|Aztec warriors dance at Aztec/Mayan celebration at Kukulkan in Mexico (ABC.net.au).|
|This pictographic stone "Mayan Calendar" is actually Aztec (pre-Mexican). Mayans had others.|
"Mexika New Year" is the Aztec New Year festival (like Nowruz which marks spring).
UPDATE: It was a fabulous day at the festival. We learned much. First, it's only called "East" Los Angeles because it's east of the Los Angeles River, on the "wrong side of the tracks," as it were. One moment it's downtown, cross a bridge and it's suddenly ELA. The real eastern edge of LA is Montclair, 50 miles away. Next to White Memorial Hospital and an extraordinary book haven called Libros Schmibros Lending Library is a square where mariachis-for-hire wander.
Today the drums were beating, and real Aztec dancers were moving in full regalia. We shot video, took workshops to learn about the literature of pre-Colombus America in Nahuatl with CSUN Prof.
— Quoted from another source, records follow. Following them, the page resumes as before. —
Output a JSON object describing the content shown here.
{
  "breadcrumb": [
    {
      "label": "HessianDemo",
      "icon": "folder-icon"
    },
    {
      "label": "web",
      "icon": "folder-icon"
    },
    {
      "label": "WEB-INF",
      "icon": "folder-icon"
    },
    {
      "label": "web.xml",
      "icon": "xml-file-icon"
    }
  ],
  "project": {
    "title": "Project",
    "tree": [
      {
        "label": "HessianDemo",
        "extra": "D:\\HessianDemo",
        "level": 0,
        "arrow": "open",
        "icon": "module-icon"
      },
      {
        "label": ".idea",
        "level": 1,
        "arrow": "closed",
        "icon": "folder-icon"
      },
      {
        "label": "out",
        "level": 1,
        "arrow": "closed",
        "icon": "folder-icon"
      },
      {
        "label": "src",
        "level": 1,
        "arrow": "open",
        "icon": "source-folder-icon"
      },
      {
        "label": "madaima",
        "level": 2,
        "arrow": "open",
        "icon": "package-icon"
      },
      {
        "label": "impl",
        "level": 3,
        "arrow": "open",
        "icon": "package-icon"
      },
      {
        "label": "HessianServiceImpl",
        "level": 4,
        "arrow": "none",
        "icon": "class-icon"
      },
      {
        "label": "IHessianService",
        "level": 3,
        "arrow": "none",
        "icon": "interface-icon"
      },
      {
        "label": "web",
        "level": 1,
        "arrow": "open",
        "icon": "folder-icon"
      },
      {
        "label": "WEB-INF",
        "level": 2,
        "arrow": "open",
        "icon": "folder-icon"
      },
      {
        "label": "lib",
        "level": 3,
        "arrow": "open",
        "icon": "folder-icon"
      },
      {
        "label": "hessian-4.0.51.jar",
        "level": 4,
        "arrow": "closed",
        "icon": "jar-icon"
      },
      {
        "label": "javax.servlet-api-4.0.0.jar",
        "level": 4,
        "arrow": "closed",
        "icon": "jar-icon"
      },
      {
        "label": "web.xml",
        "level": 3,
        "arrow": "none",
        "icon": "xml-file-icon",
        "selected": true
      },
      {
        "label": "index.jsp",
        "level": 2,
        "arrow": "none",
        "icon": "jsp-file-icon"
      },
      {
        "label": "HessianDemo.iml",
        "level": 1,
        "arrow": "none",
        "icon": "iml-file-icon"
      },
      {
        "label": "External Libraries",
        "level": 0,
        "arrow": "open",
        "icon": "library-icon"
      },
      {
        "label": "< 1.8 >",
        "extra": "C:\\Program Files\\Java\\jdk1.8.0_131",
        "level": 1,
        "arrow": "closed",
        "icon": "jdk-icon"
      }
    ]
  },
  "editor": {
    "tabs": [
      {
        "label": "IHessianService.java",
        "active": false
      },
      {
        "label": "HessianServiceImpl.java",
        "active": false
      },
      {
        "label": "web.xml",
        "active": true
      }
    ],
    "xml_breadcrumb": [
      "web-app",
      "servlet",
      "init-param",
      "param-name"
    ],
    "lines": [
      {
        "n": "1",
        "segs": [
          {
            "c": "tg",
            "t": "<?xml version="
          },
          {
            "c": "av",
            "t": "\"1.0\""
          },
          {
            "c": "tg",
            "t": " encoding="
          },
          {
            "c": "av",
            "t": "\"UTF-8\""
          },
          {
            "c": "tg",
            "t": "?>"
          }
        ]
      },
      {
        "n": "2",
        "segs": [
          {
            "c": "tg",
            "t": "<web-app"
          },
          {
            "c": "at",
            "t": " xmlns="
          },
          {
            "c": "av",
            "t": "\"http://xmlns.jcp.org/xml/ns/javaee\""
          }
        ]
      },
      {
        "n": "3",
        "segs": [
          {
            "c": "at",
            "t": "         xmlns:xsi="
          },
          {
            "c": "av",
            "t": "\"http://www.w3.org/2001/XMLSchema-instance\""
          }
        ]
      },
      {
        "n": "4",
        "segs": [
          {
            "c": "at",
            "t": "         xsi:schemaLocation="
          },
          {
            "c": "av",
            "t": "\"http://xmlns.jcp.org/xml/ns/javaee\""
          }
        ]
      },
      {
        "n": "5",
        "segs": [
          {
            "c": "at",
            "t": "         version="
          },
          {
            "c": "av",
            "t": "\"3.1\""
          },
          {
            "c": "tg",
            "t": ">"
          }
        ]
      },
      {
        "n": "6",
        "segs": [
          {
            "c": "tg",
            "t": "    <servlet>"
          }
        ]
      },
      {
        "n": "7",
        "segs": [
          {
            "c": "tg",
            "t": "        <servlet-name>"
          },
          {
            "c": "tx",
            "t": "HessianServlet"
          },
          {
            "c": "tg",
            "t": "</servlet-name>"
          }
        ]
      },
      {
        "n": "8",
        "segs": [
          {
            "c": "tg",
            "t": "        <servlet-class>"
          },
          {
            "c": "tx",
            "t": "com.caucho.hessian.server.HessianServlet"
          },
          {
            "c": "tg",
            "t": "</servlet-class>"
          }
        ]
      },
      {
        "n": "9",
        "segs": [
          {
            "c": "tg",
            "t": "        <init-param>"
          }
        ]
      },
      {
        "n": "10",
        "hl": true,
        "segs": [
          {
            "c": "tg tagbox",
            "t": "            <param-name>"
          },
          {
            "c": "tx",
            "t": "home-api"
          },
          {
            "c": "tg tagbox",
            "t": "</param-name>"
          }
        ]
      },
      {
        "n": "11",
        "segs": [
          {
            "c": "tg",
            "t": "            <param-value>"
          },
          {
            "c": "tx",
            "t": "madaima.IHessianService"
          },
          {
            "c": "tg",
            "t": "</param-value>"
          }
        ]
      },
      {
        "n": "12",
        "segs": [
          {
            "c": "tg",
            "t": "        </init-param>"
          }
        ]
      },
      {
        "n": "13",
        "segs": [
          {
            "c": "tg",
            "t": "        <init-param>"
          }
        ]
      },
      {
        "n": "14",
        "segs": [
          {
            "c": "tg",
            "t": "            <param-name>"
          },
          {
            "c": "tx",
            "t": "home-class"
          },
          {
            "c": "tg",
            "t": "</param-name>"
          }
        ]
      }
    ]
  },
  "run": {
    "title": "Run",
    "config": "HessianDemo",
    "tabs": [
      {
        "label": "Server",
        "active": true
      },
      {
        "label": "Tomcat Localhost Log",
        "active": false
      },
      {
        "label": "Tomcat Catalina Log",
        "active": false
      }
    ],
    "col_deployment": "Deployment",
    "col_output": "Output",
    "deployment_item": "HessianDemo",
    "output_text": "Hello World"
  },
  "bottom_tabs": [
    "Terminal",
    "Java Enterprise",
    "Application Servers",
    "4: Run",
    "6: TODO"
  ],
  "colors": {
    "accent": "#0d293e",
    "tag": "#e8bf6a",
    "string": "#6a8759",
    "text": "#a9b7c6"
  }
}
Sandoval, and really learned about indigenous L.A., a history of a people here lost to nearly everyone, even in the remaining community.
- Mexika New Year, 10:00 am-10:00 pm
- Mariachi Plaza (at Boyle and 1st St.)
- 1817 E. 1st St., Los Angeles 90033
|Native Mexican-American dancer, L.A.|
(Simon Mendoza) Mexica New Year, Aztec dance 2016, Los Angeles, California.
|Aztec woman, a Los Angeles Latina, a Native Queen of Angels (limitstogrowth.org)|
|Quetzalcoatl dancing (like Shiva Nataraj)|
On display will be some of the best contemporary Native Mexican and urban musical performances that have come out of the barrios (Latin neighborhoods) of Los Angeles. There will also be some of the most talented artists and muralists from the "inner city" and surrounding areas representing the city's many indigenous cultures throughout North-, Central-, and South America.
The local celebration of the Mexika New Year first emerged in 1998 east of the Los Angeles River. A collective of Chicano artists and pro-indigenous activists organized an array of cultural events and workshops shared throughout the community with the aim of reconnecting with lost identities in Native indigenous cultures.
|The stone calendar has great meaning.|
The celebration includes a sunrise ceremony with traditional Aztec dance or danza Azteca to honor the Spring Equinox and the old world's traditional New Year. There will be a concert of mixed musical genres: hip hop, ska, reggae, and rock.
The greater Los Angeles community and the world is warmly welcome to attend. Come see, hear, smell, touch, and taste the magnificent diversity of indigenous Native Mexican-American culture. It's family fun for everyone! Admission is FREE for all.